** Opening The records block **
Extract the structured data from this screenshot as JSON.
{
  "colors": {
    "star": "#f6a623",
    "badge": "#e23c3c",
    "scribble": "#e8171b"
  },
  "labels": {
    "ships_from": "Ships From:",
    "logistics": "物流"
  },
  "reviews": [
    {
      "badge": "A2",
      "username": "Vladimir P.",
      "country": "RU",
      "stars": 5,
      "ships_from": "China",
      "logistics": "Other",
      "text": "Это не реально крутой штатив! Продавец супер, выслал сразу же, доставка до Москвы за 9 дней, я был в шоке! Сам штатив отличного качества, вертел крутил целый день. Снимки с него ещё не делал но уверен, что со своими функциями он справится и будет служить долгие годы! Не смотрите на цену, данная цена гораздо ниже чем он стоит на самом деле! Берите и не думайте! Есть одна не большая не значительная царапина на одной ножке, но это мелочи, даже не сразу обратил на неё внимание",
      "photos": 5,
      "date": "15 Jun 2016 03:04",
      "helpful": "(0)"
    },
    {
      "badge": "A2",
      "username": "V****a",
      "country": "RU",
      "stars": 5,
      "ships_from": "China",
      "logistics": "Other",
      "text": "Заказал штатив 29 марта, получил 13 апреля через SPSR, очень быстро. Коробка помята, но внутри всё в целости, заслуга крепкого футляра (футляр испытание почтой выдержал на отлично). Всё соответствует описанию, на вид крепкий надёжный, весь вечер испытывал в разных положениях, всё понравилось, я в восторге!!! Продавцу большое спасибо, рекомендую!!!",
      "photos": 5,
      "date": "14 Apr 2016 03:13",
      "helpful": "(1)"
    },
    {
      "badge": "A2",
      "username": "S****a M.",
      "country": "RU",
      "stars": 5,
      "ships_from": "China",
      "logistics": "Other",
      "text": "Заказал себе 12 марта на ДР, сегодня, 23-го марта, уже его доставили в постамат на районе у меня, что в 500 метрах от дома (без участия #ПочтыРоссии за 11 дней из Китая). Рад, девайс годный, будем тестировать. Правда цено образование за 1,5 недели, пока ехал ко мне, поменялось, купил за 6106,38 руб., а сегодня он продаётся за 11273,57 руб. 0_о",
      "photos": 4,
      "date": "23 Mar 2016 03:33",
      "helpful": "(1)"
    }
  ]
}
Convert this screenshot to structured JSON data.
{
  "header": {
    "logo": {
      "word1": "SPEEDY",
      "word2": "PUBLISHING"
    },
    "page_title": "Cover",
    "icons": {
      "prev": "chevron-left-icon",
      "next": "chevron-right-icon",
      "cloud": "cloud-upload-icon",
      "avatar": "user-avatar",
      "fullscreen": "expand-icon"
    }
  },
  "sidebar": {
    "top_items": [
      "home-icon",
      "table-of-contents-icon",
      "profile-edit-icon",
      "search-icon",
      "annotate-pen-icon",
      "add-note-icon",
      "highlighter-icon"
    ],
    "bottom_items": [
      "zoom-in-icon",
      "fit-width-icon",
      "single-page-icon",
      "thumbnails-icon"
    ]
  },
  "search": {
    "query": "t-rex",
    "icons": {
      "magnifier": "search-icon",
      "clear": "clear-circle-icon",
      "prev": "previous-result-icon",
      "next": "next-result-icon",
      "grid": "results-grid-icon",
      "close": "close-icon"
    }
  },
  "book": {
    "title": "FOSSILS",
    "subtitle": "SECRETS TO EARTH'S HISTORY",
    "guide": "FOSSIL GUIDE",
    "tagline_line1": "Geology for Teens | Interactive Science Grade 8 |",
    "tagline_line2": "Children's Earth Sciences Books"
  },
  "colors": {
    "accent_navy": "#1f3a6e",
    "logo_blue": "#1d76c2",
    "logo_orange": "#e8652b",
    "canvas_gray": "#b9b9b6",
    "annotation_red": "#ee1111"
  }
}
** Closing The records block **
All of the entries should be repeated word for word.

Extract the structured data from this screenshot as JSON.
{
  "colors": {
    "star": "#f6a623",
    "badge": "#e23c3c",
    "scribble": "#e8171b"
  },
  "labels": {
    "ships_from": "Ships From:",
    "logistics": "物流"
  },
  "reviews": [
    {
      "badge": "A2",
      "username": "Vladimir P.",
      "country": "RU",
      "stars": 5,
      "ships_from": "China",
      "logistics": "Other",
      "text": "Это не реально крутой штатив! Продавец супер, выслал сразу же, доставка до Москвы за 9 дней, я был в шоке! Сам штатив отличного качества, вертел крутил целый день. Снимки с него ещё не делал но уверен, что со своими функциями он справится и будет служить долгие годы! Не смотрите на цену, данная цена гораздо ниже чем он стоит на самом деле! Берите и не думайте! Есть одна не большая не значительная царапина на одной ножке, но это мелочи, даже не сразу обратил на неё внимание",
      "photos": 5,
      "date": "15 Jun 2016 03:04",
      "helpful": "(0)"
    },
    {
      "badge": "A2",
      "username": "V****a",
      "country": "RU",
      "stars": 5,
      "ships_from": "China",
      "logistics": "Other",
      "text": "Заказал штатив 29 марта, получил 13 апреля через SPSR, очень быстро. Коробка помята, но внутри всё в целости, заслуга крепкого футляра (футляр испытание почтой выдержал на отлично). Всё соответствует описанию, на вид крепкий надёжный, весь вечер испытывал в разных положениях, всё понравилось, я в восторге!!! Продавцу большое спасибо, рекомендую!!!",
      "photos": 5,
      "date": "14 Apr 2016 03:13",
      "helpful": "(1)"
    },
    {
      "badge": "A2",
      "username": "S****a M.",
      "country": "RU",
      "stars": 5,
      "ships_from": "China",
      "logistics": "Other",
      "text": "Заказал себе 12 марта на ДР, сегодня, 23-го марта, уже его доставили в постамат на районе у меня, что в 500 метрах от дома (без участия #ПочтыРоссии за 11 дней из Китая). Рад, девайс годный, будем тестировать. Правда цено образование за 1,5 недели, пока ехал ко мне, поменялось, купил за 6106,38 руб., а сегодня он продаётся за 11273,57 руб. 0_о",
      "photos": 4,
      "date": "23 Mar 2016 03:33",
      "helpful": "(1)"
    }
  ]
}
Convert this screenshot to structured JSON data.
{
  "header": {
    "logo": {
      "word1": "SPEEDY",
      "word2": "PUBLISHING"
    },
    "page_title": "Cover",
    "icons": {
      "prev": "chevron-left-icon",
      "next": "chevron-right-icon",
      "cloud": "cloud-upload-icon",
      "avatar": "user-avatar",
      "fullscreen": "expand-icon"
    }
  },
  "sidebar": {
    "top_items": [
      "home-icon",
      "table-of-contents-icon",
      "profile-edit-icon",
      "search-icon",
      "annotate-pen-icon",
      "add-note-icon",
      "highlighter-icon"
    ],
    "bottom_items": [
      "zoom-in-icon",
      "fit-width-icon",
      "single-page-icon",
      "thumbnails-icon"
    ]
  },
  "search": {
    "query": "t-rex",
    "icons": {
      "magnifier": "search-icon",
      "clear": "clear-circle-icon",
      "prev": "previous-result-icon",
      "next": "next-result-icon",
      "grid": "results-grid-icon",
      "close": "close-icon"
    }
  },
  "book": {
    "title": "FOSSILS",
    "subtitle": "SECRETS TO EARTH'S HISTORY",
    "guide": "FOSSIL GUIDE",
    "tagline_line1": "Geology for Teens | Interactive Science Grade 8 |",
    "tagline_line2": "Children's Earth Sciences Books"
  },
  "colors": {
    "accent_navy": "#1f3a6e",
    "logo_blue": "#1d76c2",
    "logo_orange": "#e8652b",
    "canvas_gray": "#b9b9b6",
    "annotation_red": "#ee1111"
  }
}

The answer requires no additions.